It is eighteen years ago, almost to the day-
A sunny day with the leaves just turning,
The touch-lines new-ruled – since I watched you play
Your first game of fotball, then, like a satellite
Wrenched from its orbit, go drifting away
Behind a scatter of boys. I can see
You walking away from me towards the school
with the pathos of a half-fledged thing set free
Into a wilderness, the gait of one
Who finds no path where the path should be.
That hesitant figure, eddying away
Like a winged seed loosened from its parent stem,
Has something I never quite grasp to convey
About nature’s give-and-take – the small, the scorching
Ordeals which fire one’s irresolute clay.
I had worse partings, but none that so
Gnaws at my mind still. Perhaps it is roughly
Saying what God alone could perfectly show-
How selfhood begins with a walking away,
And love proved in the letting go.
I don’t think it takes much effort to work out that it is a father addressing his son, and finding comfort in accepting that he has grown up and so he can let him go. I don’t have a son – I don’t have any children – but somehow I found myself frozen in recognition when I read the final verse.
I’ve recently let someone for whom I had been clinging on to hopes of a resolution walk away from me, quite possibly for good. It wasn’t easy – in fact it took far too long – and it’s taking some getting used to. That last verse put into words the exact kind of comfort I need.
But is it right to do that? Or do I just sound like I have monumentally missed the point of the entire poem. I am, after all, completely disregarding all the other verses. I barely even read them. And my ‘letting go’ has nothing to do with allowing a young one independence, it has everything to do with me, and allowing myself independence from them. I’ve taken the words, and manipulated them for my own meaning.
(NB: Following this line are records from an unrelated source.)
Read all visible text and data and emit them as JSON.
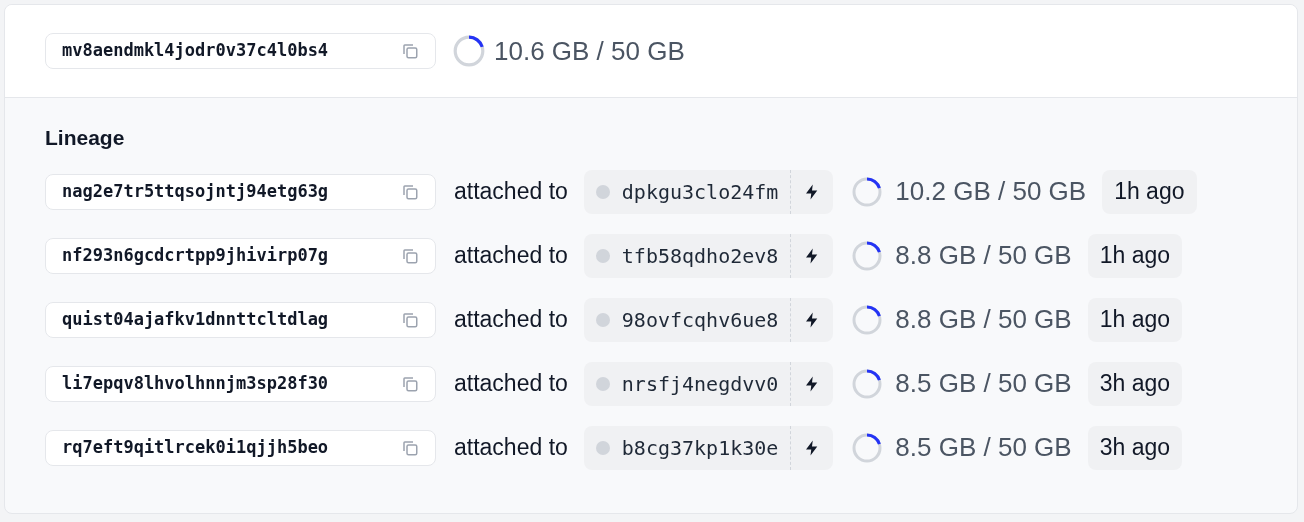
{
  "volume": {
    "id": "mv8aendmkl4jodr0v37c4l0bs4",
    "usage": "10.6 GB / 50 GB"
  },
  "lineage": {
    "title": "Lineage",
    "rows": [
      {
        "id": "nag2e7tr5ttqsojntj94etg63g",
        "relation": "attached to",
        "machine": "dpkgu3clo24fm",
        "usage": "10.2 GB / 50 GB",
        "age": "1h ago"
      },
      {
        "id": "nf293n6gcdcrtpp9jhivirp07g",
        "relation": "attached to",
        "machine": "tfb58qdho2ev8",
        "usage": "8.8 GB / 50 GB",
        "age": "1h ago"
      },
      {
        "id": "quist04ajafkv1dnnttcltdlag",
        "relation": "attached to",
        "machine": "98ovfcqhv6ue8",
        "usage": "8.8 GB / 50 GB",
        "age": "1h ago"
      },
      {
        "id": "li7epqv8lhvolhnnjm3sp28f30",
        "relation": "attached to",
        "machine": "nrsfj4negdvv0",
        "usage": "8.5 GB / 50 GB",
        "age": "3h ago"
      },
      {
        "id": "rq7eft9qitlrcek0i1qjjh5beo",
        "relation": "attached to",
        "machine": "b8cg37kp1k30e",
        "usage": "8.5 GB / 50 GB",
        "age": "3h ago"
      }
    ]
  }
}
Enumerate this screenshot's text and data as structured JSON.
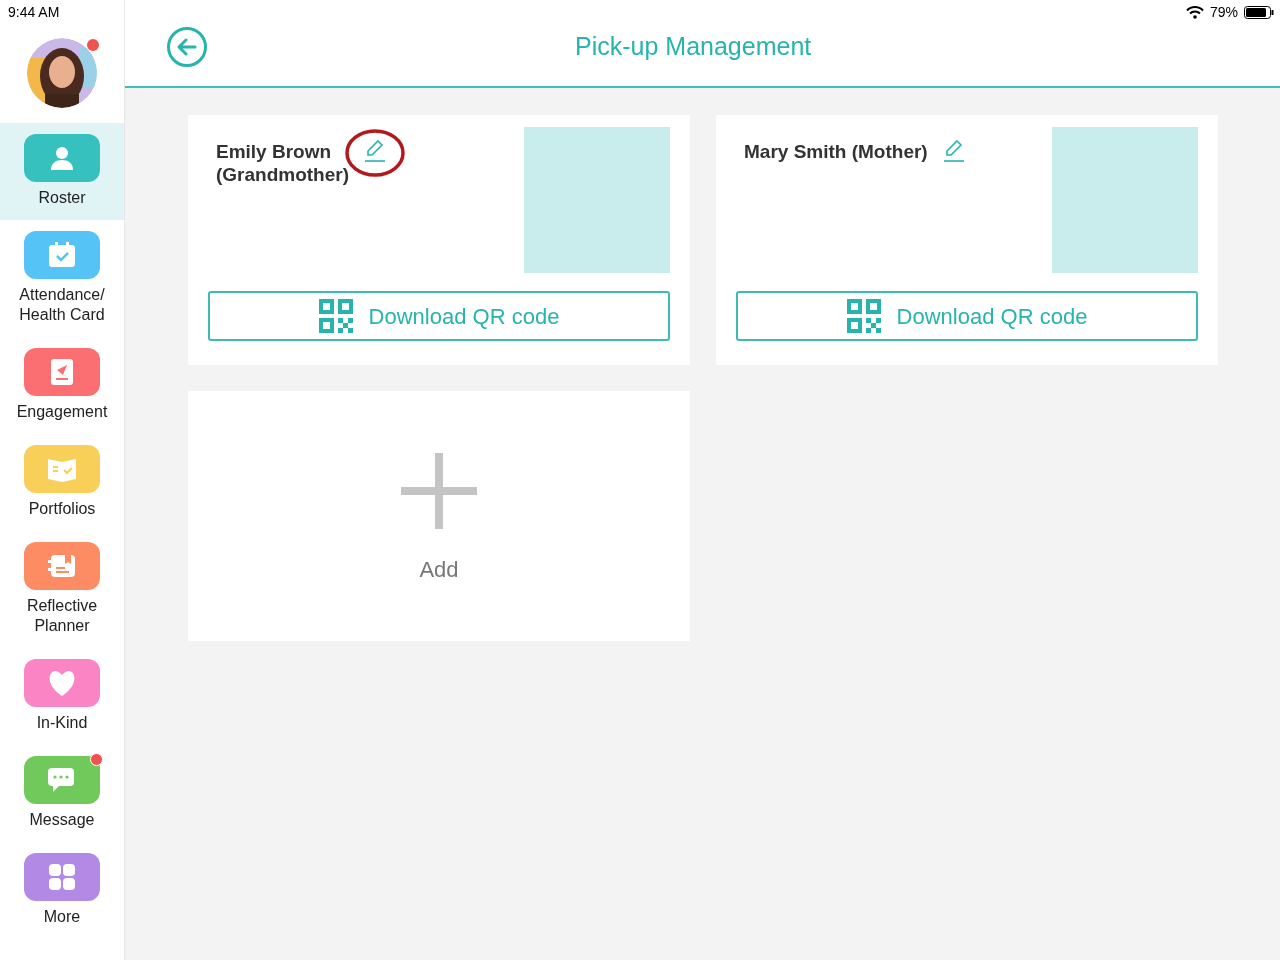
{
  "status_bar": {
    "time": "9:44 AM",
    "battery": "79%"
  },
  "profile": {
    "badge": true
  },
  "sidebar": {
    "items": [
      {
        "label": "Roster",
        "kind": "person",
        "color": "#36c1bf",
        "selected": true,
        "badge": false
      },
      {
        "label": "Attendance/\nHealth Card",
        "kind": "calendar",
        "color": "#55c3f5",
        "selected": false,
        "badge": false
      },
      {
        "label": "Engagement",
        "kind": "note",
        "color": "#fb6e72",
        "selected": false,
        "badge": false
      },
      {
        "label": "Portfolios",
        "kind": "book",
        "color": "#f8cf58",
        "selected": false,
        "badge": false
      },
      {
        "label": "Reflective\nPlanner",
        "kind": "planner",
        "color": "#fd8b64",
        "selected": false,
        "badge": false
      },
      {
        "label": "In-Kind",
        "kind": "heart",
        "color": "#fb84c4",
        "selected": false,
        "badge": false
      },
      {
        "label": "Message",
        "kind": "chat",
        "color": "#71c95c",
        "selected": false,
        "badge": true
      },
      {
        "label": "More",
        "kind": "grid",
        "color": "#b28ae6",
        "selected": false,
        "badge": false
      }
    ]
  },
  "header": {
    "title": "Pick-up Management"
  },
  "pickup_people": [
    {
      "name": "Emily Brown\n(Grandmother)",
      "circled": true,
      "button": "Download QR code"
    },
    {
      "name": "Mary Smith (Mother)",
      "circled": false,
      "button": "Download QR code"
    }
  ],
  "add_card": {
    "label": "Add"
  }
}
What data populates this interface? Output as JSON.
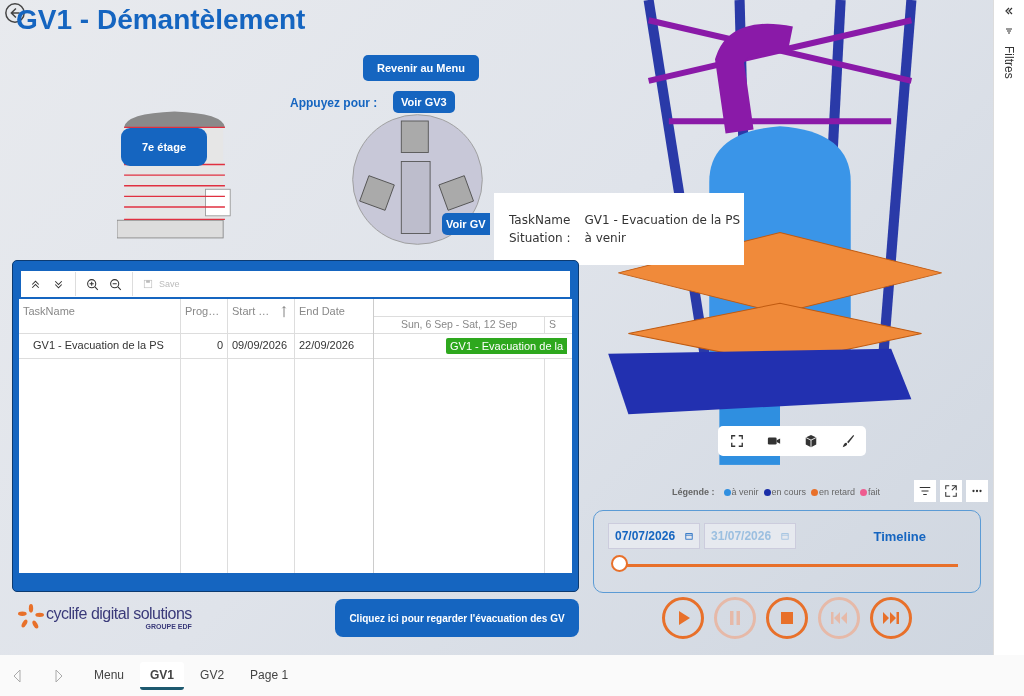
{
  "title": "GV1 - Démantèlement",
  "menu_button": "Revenir au Menu",
  "prompt": "Appuyez pour :",
  "view_buttons": [
    "Voir GV3",
    "Voir GV"
  ],
  "floor_label": "7e étage",
  "gantt": {
    "toolbar": {
      "save": "Save",
      "save_disabled": true
    },
    "columns": [
      "TaskName",
      "Prog…",
      "Start …",
      "End Date"
    ],
    "weeks": [
      "Sun, 6 Sep - Sat, 12 Sep",
      "S"
    ],
    "rows": [
      {
        "task": "GV1 - Evacuation de la PS",
        "progress": "0",
        "start": "09/09/2026",
        "end": "22/09/2026",
        "bar": "GV1 - Evacuation de la"
      }
    ]
  },
  "tooltip": [
    {
      "label": "TaskName",
      "value": "GV1 - Evacuation de la PS"
    },
    {
      "label": "Situation :",
      "value": "à venir"
    }
  ],
  "legend": {
    "label": "Légende :",
    "items": [
      {
        "label": "à venir",
        "color": "#2f8fe0"
      },
      {
        "label": "en cours",
        "color": "#1a2ea8"
      },
      {
        "label": "en retard",
        "color": "#e8702a"
      },
      {
        "label": "fait",
        "color": "#ee5c8f"
      }
    ]
  },
  "timeline": {
    "start": "07/07/2026",
    "end": "31/07/2026",
    "end_disabled": true,
    "title": "Timeline",
    "level": 0
  },
  "playback": [
    {
      "kind": "play",
      "disabled": false
    },
    {
      "kind": "pause",
      "disabled": true
    },
    {
      "kind": "stop",
      "disabled": false
    },
    {
      "kind": "previous",
      "disabled": true
    },
    {
      "kind": "next",
      "disabled": false
    }
  ],
  "logo": {
    "name": "cyclife digital solutions",
    "group": "GROUPE EDF"
  },
  "cta_button": "Cliquez ici pour regarder l'évacuation des GV",
  "page_tabs": [
    {
      "label": "Menu",
      "selected": false
    },
    {
      "label": "GV1",
      "selected": true
    },
    {
      "label": "GV2",
      "selected": false
    },
    {
      "label": "Page 1",
      "selected": false
    }
  ],
  "filters_pane": "Filtres"
}
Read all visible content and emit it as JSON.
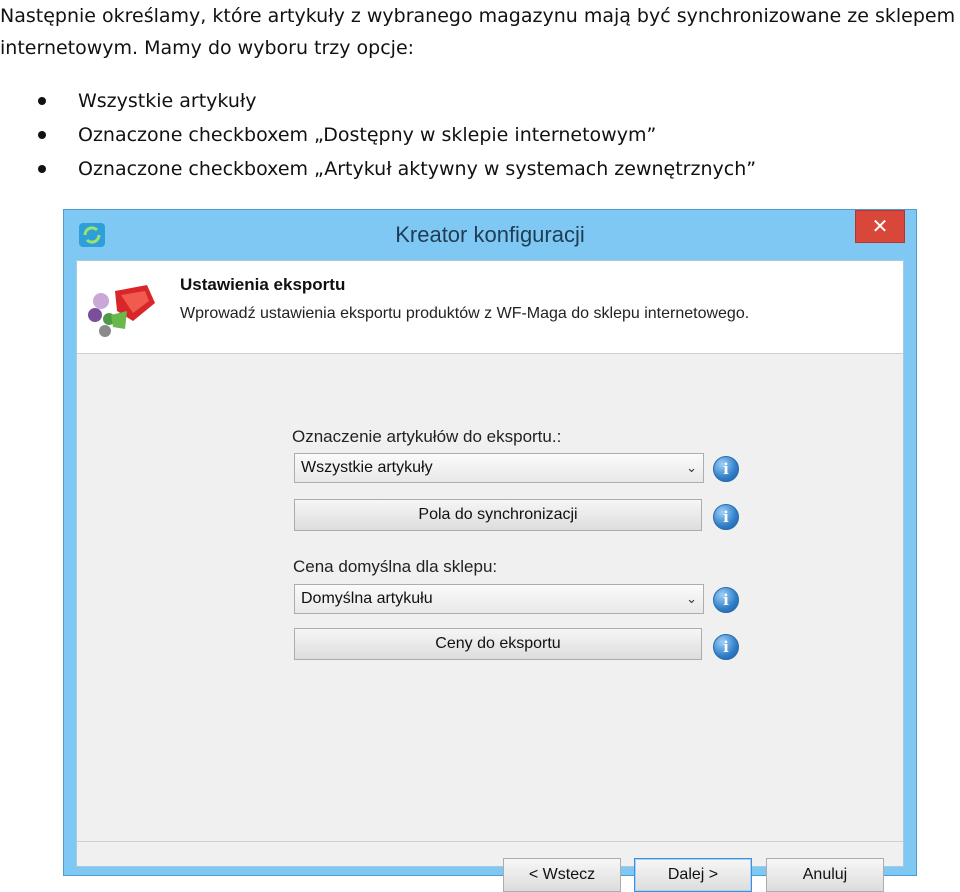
{
  "doc": {
    "paragraph": "Następnie określamy, które artykuły z wybranego magazynu mają być synchronizowane ze sklepem internetowym. Mamy do wyboru trzy opcje:",
    "options": [
      "Wszystkie artykuły",
      "Oznaczone checkboxem „Dostępny w sklepie internetowym”",
      "Oznaczone  checkboxem „Artykuł aktywny w systemach zewnętrznych”"
    ]
  },
  "window": {
    "title": "Kreator konfiguracji",
    "close_glyph": "✕",
    "header": {
      "title": "Ustawienia eksportu",
      "description": "Wprowadź ustawienia eksportu produktów z WF-Maga do sklepu internetowego."
    },
    "form": {
      "marking_label": "Oznaczenie artykułów do eksportu.:",
      "marking_value": "Wszystkie artykuły",
      "sync_fields_button": "Pola do synchronizacji",
      "price_label": "Cena domyślna dla sklepu:",
      "price_value": "Domyślna artykułu",
      "export_prices_button": "Ceny do eksportu",
      "info_glyph": "i",
      "chevron_glyph": "⌄"
    },
    "footer": {
      "back_button": "< Wstecz",
      "next_button": "Dalej >",
      "cancel_button": "Anuluj"
    }
  }
}
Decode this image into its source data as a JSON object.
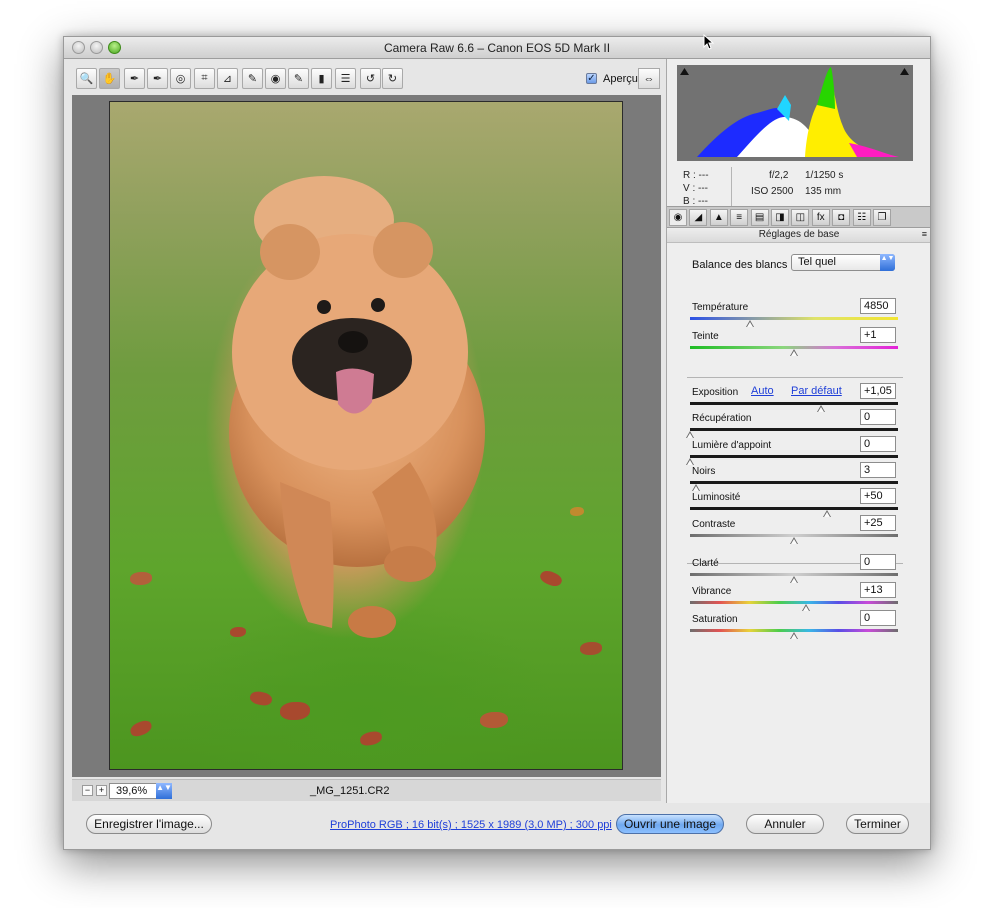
{
  "window": {
    "title": "Camera Raw 6.6  –  Canon EOS 5D Mark II"
  },
  "toolbar": {
    "tools": [
      {
        "name": "zoom-tool",
        "icon": "magnifier-icon",
        "glyph": "🔍"
      },
      {
        "name": "hand-tool",
        "icon": "hand-icon",
        "glyph": "✋"
      },
      {
        "name": "white-balance-tool",
        "icon": "eyedropper-icon",
        "glyph": "✒"
      },
      {
        "name": "color-sampler-tool",
        "icon": "eyedropper-plus-icon",
        "glyph": "✒"
      },
      {
        "name": "target-adjustment-tool",
        "icon": "target-icon",
        "glyph": "◎"
      },
      {
        "name": "crop-tool",
        "icon": "crop-icon",
        "glyph": "⌗"
      },
      {
        "name": "straighten-tool",
        "icon": "straighten-icon",
        "glyph": "⊿"
      },
      {
        "name": "spot-removal-tool",
        "icon": "brush-icon",
        "glyph": "✎"
      },
      {
        "name": "red-eye-tool",
        "icon": "eye-icon",
        "glyph": "◉"
      },
      {
        "name": "adjustment-brush-tool",
        "icon": "brush-icon",
        "glyph": "✎"
      },
      {
        "name": "graduated-filter-tool",
        "icon": "gradient-icon",
        "glyph": "▮"
      },
      {
        "name": "preferences-tool",
        "icon": "list-icon",
        "glyph": "☰"
      },
      {
        "name": "rotate-left-tool",
        "icon": "rotate-left-icon",
        "glyph": "↺"
      },
      {
        "name": "rotate-right-tool",
        "icon": "rotate-right-icon",
        "glyph": "↻"
      }
    ],
    "preview_label": "Aperçu",
    "preview_checked": "✓",
    "fullscreen_glyph": "⇔"
  },
  "statusbar": {
    "zoom_out": "−",
    "zoom_in": "+",
    "zoom_value": "39,6%",
    "stepper_glyph": "▲▼",
    "filename": "_MG_1251.CR2"
  },
  "readout": {
    "r": "R :   ---",
    "v": "V :   ---",
    "b": "B :   ---",
    "aperture": "f/2,2",
    "shutter": "1/1250 s",
    "iso": "ISO 2500",
    "focal": "135 mm"
  },
  "panel_tabs": [
    "◉",
    "◢",
    "▲",
    "≡",
    "▤",
    "◨",
    "◫",
    "fx",
    "◘",
    "☷",
    "❐"
  ],
  "panel": {
    "title": "Réglages de base",
    "menu_glyph": "≡",
    "wb_label": "Balance des blancs :",
    "wb_value": "Tel quel",
    "wb_arrows": "▲▼",
    "auto_link": "Auto",
    "default_link": "Par défaut"
  },
  "sliders": [
    {
      "label": "Température",
      "value": "4850",
      "pos": 0.29,
      "track": "temp"
    },
    {
      "label": "Teinte",
      "value": "+1",
      "pos": 0.5,
      "track": "tint"
    },
    {
      "label": "Exposition",
      "value": "+1,05",
      "pos": 0.63,
      "track": "dark"
    },
    {
      "label": "Récupération",
      "value": "0",
      "pos": 0.0,
      "track": "dark"
    },
    {
      "label": "Lumière d'appoint",
      "value": "0",
      "pos": 0.0,
      "track": "dark"
    },
    {
      "label": "Noirs",
      "value": "3",
      "pos": 0.03,
      "track": "dark"
    },
    {
      "label": "Luminosité",
      "value": "+50",
      "pos": 0.66,
      "track": "dark"
    },
    {
      "label": "Contraste",
      "value": "+25",
      "pos": 0.5,
      "track": "gray"
    },
    {
      "label": "Clarté",
      "value": "0",
      "pos": 0.5,
      "track": "gray"
    },
    {
      "label": "Vibrance",
      "value": "+13",
      "pos": 0.56,
      "track": "rainbow"
    },
    {
      "label": "Saturation",
      "value": "0",
      "pos": 0.5,
      "track": "rainbow"
    }
  ],
  "bottom": {
    "save": "Enregistrer l'image...",
    "info": "ProPhoto RGB ; 16 bit(s) ; 1525 x 1989 (3,0 MP) ; 300 ppi",
    "open": "Ouvrir une image",
    "cancel": "Annuler",
    "done": "Terminer"
  },
  "colors": {
    "accent": "#6fa8f0",
    "link": "#1f3fd8",
    "histogram_bg": "#727272"
  }
}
They speak to me so strongly that I cannot feel guilty for borrowing them in this way, but I can’t decide if it sort of defeats the object of writing a poem – especially one with a singular meaning so clearly displayed. I just can’t help feeling that they might as well have been written for me, and my exact situation. It’s certainly worded my feelings in a clarity I could never have hoped to have achieved without it. But perhaps my enjoyment of the poem is somehow muddied by the fact I am totally missing the point. Or perhaps the clarity it has provided, even without my situation in mind, only serves to inspire me to learn how to better word my own feelings in future.
Either way, I hope you enjoy it.